Entries follow. Set all of them down as they stand.

[Dataset entries]
==*==
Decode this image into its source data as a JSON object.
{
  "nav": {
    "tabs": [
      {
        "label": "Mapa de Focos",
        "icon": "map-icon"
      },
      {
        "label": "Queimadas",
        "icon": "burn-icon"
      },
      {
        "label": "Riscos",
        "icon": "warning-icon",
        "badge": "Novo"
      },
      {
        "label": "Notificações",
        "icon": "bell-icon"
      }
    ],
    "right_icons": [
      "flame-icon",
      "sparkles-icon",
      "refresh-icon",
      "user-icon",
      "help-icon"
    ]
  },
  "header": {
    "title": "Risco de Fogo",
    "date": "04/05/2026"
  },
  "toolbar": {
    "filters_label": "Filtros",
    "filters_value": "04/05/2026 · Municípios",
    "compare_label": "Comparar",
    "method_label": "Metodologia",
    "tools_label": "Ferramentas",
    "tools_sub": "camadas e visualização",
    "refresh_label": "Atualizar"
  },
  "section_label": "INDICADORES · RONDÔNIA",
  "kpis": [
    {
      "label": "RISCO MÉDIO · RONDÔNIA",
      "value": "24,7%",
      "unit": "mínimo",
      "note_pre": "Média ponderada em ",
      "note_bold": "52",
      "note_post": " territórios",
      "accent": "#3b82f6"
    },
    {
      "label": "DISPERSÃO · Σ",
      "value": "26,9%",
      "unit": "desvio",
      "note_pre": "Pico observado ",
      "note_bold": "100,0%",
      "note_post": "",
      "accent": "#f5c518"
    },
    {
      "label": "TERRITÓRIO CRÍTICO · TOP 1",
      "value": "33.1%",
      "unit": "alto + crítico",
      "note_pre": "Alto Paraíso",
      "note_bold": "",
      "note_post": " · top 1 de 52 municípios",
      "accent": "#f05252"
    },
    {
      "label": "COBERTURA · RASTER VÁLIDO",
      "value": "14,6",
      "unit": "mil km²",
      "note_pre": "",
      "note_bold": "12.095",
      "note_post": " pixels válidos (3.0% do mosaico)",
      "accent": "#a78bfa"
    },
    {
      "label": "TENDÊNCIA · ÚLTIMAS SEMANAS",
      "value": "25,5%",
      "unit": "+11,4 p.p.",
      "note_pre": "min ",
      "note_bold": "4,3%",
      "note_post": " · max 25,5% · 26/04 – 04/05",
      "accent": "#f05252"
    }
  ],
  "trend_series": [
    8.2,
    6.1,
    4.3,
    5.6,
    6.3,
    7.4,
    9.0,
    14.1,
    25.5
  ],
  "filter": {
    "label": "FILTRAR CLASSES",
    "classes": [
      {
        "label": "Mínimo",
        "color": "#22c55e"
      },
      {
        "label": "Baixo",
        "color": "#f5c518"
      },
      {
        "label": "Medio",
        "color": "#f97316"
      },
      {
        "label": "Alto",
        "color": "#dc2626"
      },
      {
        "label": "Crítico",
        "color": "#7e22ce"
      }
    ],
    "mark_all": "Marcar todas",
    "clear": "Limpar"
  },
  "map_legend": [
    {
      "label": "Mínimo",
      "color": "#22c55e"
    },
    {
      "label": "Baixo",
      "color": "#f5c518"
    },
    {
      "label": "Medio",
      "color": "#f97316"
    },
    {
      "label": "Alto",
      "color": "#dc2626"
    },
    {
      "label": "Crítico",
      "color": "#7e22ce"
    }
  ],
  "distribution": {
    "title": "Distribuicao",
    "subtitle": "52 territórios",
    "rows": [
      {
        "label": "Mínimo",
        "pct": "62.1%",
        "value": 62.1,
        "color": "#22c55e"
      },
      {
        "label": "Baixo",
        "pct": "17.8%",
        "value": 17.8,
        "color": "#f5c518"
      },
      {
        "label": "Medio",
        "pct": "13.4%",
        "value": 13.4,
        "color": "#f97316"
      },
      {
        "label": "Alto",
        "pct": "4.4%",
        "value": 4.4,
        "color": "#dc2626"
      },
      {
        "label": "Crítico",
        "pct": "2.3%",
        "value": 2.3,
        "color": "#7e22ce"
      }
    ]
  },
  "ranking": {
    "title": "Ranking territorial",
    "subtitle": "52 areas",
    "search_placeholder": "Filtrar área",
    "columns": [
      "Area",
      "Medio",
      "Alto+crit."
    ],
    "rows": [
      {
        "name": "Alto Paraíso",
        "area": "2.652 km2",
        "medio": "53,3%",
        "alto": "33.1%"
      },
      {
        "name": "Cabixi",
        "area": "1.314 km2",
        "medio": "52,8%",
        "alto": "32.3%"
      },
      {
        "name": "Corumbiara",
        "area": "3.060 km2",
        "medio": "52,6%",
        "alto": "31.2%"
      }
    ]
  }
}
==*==
# SOLUTION TO THE PROBLEM
Decode this image into its source data as a JSON object.
{
  "nav": {
    "tabs": [
      {
        "label": "Mapa de Focos",
        "icon": "map-icon"
      },
      {
        "label": "Queimadas",
        "icon": "burn-icon"
      },
      {
        "label": "Riscos",
        "icon": "warning-icon",
        "badge": "Novo"
      },
      {
        "label": "Notificações",
        "icon": "bell-icon"
      }
    ],
    "right_icons": [
      "flame-icon",
      "sparkles-icon",
      "refresh-icon",
      "user-icon",
      "help-icon"
    ]
  },
  "header": {
    "title": "Risco de Fogo",
    "date": "04/05/2026"
  },
  "toolbar": {
    "filters_label": "Filtros",
    "filters_value": "04/05/2026 · Municípios",
    "compare_label": "Comparar",
    "method_label": "Metodologia",
    "tools_label": "Ferramentas",
    "tools_sub": "camadas e visualização",
    "refresh_label": "Atualizar"
  },
  "section_label": "INDICADORES · RONDÔNIA",
  "kpis": [
    {
      "label": "RISCO MÉDIO · RONDÔNIA",
      "value": "24,7%",
      "unit": "mínimo",
      "note_pre": "Média ponderada em ",
      "note_bold": "52",
      "note_post": " territórios",
      "accent": "#3b82f6"
    },
    {
      "label": "DISPERSÃO · Σ",
      "value": "26,9%",
      "unit": "desvio",
      "note_pre": "Pico observado ",
      "note_bold": "100,0%",
      "note_post": "",
      "accent": "#f5c518"
    },
    {
      "label": "TERRITÓRIO CRÍTICO · TOP 1",
      "value": "33.1%",
      "unit": "alto + crítico",
      "note_pre": "Alto Paraíso",
      "note_bold": "",
      "note_post": " · top 1 de 52 municípios",
      "accent": "#f05252"
    },
    {
      "label": "COBERTURA · RASTER VÁLIDO",
      "value": "14,6",
      "unit": "mil km²",
      "note_pre": "",
      "note_bold": "12.095",
      "note_post": " pixels válidos (3.0% do mosaico)",
      "accent": "#a78bfa"
    },
    {
      "label": "TENDÊNCIA · ÚLTIMAS SEMANAS",
      "value": "25,5%",
      "unit": "+11,4 p.p.",
      "note_pre": "min ",
      "note_bold": "4,3%",
      "note_post": " · max 25,5% · 26/04 – 04/05",
      "accent": "#f05252"
    }
  ],
  "trend_series": [
    8.2,
    6.1,
    4.3,
    5.6,
    6.3,
    7.4,
    9.0,
    14.1,
    25.5
  ],
  "filter": {
    "label": "FILTRAR CLASSES",
    "classes": [
      {
        "label": "Mínimo",
        "color": "#22c55e"
      },
      {
        "label": "Baixo",
        "color": "#f5c518"
      },
      {
        "label": "Medio",
        "color": "#f97316"
      },
      {
        "label": "Alto",
        "color": "#dc2626"
      },
      {
        "label": "Crítico",
        "color": "#7e22ce"
      }
    ],
    "mark_all": "Marcar todas",
    "clear": "Limpar"
  },
  "map_legend": [
    {
      "label": "Mínimo",
      "color": "#22c55e"
    },
    {
      "label": "Baixo",
      "color": "#f5c518"
    },
    {
      "label": "Medio",
      "color": "#f97316"
    },
    {
      "label": "Alto",
      "color": "#dc2626"
    },
    {
      "label": "Crítico",
      "color": "#7e22ce"
    }
  ],
  "distribution": {
    "title": "Distribuicao",
    "subtitle": "52 territórios",
    "rows": [
      {
        "label": "Mínimo",
        "pct": "62.1%",
        "value": 62.1,
        "color": "#22c55e"
      },
      {
        "label": "Baixo",
        "pct": "17.8%",
        "value": 17.8,
        "color": "#f5c518"
      },
      {
        "label": "Medio",
        "pct": "13.4%",
        "value": 13.4,
        "color": "#f97316"
      },
      {
        "label": "Alto",
        "pct": "4.4%",
        "value": 4.4,
        "color": "#dc2626"
      },
      {
        "label": "Crítico",
        "pct": "2.3%",
        "value": 2.3,
        "color": "#7e22ce"
      }
    ]
  },
  "ranking": {
    "title": "Ranking territorial",
    "subtitle": "52 areas",
    "search_placeholder": "Filtrar área",
    "columns": [
      "Area",
      "Medio",
      "Alto+crit."
    ],
    "rows": [
      {
        "name": "Alto Paraíso",
        "area": "2.652 km2",
        "medio": "53,3%",
        "alto": "33.1%"
      },
      {
        "name": "Cabixi",
        "area": "1.314 km2",
        "medio": "52,8%",
        "alto": "32.3%"
      },
      {
        "name": "Corumbiara",
        "area": "3.060 km2",
        "medio": "52,6%",
        "alto": "31.2%"
      }
    ]
  }
}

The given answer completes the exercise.